---- Source data

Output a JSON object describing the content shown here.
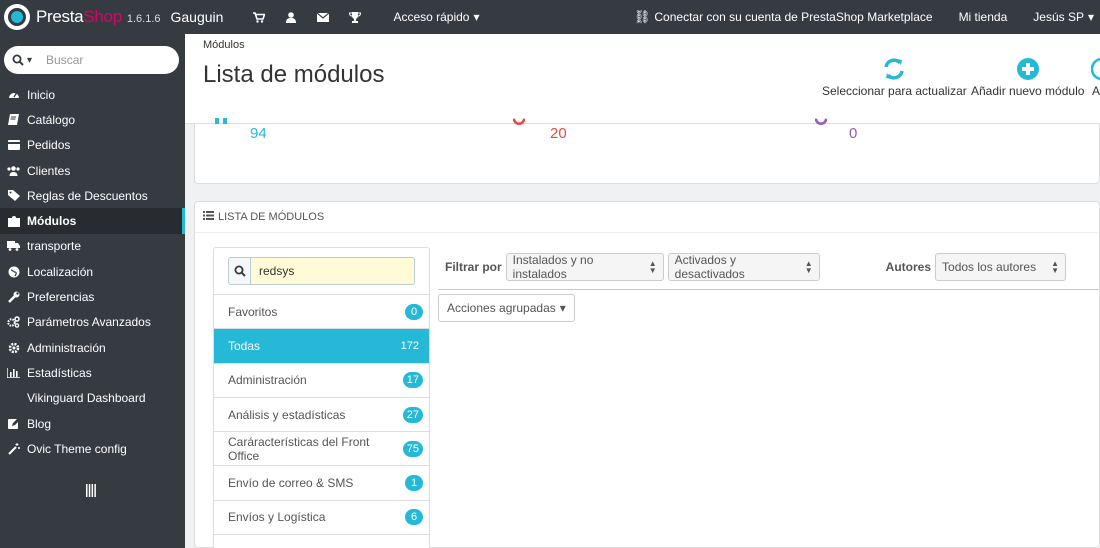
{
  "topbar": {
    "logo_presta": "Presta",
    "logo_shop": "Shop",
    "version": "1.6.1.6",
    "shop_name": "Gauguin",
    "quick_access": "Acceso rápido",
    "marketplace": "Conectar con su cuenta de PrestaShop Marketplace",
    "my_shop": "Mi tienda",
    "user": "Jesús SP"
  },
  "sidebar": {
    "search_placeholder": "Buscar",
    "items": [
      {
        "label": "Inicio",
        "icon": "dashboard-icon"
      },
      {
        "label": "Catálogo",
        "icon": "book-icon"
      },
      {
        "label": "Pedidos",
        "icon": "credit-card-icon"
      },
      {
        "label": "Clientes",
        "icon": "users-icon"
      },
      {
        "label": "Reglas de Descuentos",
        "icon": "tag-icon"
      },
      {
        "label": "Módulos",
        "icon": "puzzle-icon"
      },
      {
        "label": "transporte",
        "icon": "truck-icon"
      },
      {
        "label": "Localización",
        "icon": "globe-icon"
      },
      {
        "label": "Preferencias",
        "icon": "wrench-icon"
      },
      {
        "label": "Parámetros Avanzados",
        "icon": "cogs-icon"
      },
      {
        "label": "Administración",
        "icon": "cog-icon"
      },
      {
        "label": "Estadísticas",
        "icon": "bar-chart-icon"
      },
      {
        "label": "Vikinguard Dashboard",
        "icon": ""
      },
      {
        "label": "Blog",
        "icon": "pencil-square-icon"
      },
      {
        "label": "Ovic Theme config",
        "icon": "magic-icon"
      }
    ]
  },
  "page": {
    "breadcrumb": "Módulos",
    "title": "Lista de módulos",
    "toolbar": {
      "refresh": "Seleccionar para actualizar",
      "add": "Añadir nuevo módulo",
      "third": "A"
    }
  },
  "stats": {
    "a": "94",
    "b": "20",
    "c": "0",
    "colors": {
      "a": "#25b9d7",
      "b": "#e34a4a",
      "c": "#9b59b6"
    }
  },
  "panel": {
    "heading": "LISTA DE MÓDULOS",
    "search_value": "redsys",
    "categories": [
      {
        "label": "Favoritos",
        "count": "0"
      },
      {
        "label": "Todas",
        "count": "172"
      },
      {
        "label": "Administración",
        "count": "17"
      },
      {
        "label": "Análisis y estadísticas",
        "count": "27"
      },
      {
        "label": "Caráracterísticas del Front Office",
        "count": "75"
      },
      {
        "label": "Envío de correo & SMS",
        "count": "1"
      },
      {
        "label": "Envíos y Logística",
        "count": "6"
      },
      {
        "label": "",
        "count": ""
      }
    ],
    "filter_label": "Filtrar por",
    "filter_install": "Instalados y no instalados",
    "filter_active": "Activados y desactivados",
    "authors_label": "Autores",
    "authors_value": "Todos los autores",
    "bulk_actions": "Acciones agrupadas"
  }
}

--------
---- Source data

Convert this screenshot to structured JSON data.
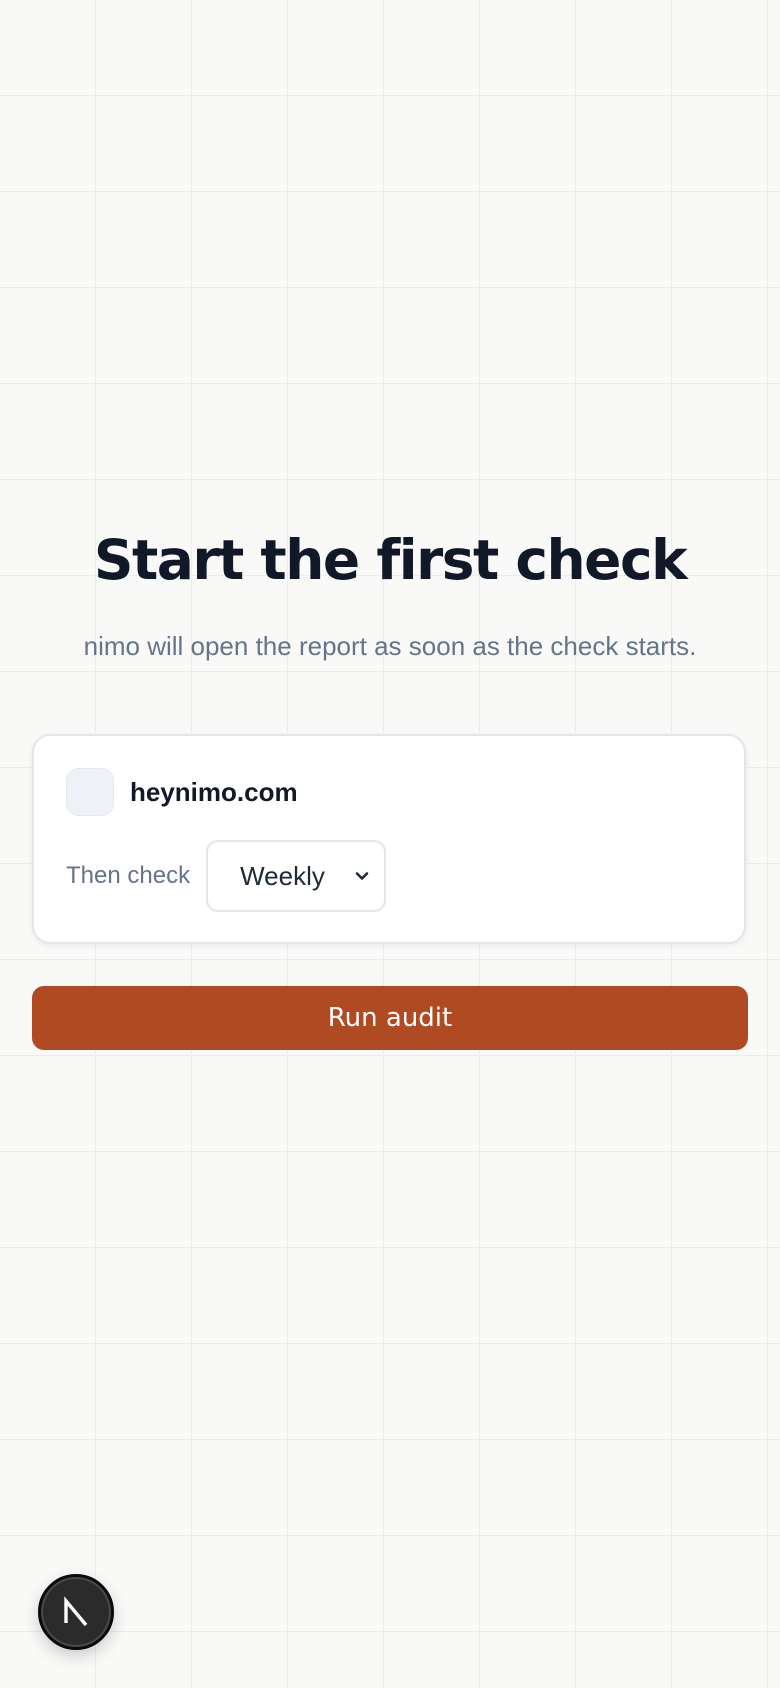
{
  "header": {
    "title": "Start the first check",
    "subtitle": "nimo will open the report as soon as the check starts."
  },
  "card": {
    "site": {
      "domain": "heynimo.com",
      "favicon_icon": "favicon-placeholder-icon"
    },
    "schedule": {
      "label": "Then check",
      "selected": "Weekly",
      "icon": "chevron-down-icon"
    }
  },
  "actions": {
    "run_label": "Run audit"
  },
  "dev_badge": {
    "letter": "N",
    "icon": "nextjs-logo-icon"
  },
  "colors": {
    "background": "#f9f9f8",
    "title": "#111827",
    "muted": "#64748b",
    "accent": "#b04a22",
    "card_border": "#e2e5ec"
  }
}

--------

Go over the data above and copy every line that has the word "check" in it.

    "title": "Start the first check",
    "subtitle": "nimo will open the report as soon as the check starts."
      "label": "Then check",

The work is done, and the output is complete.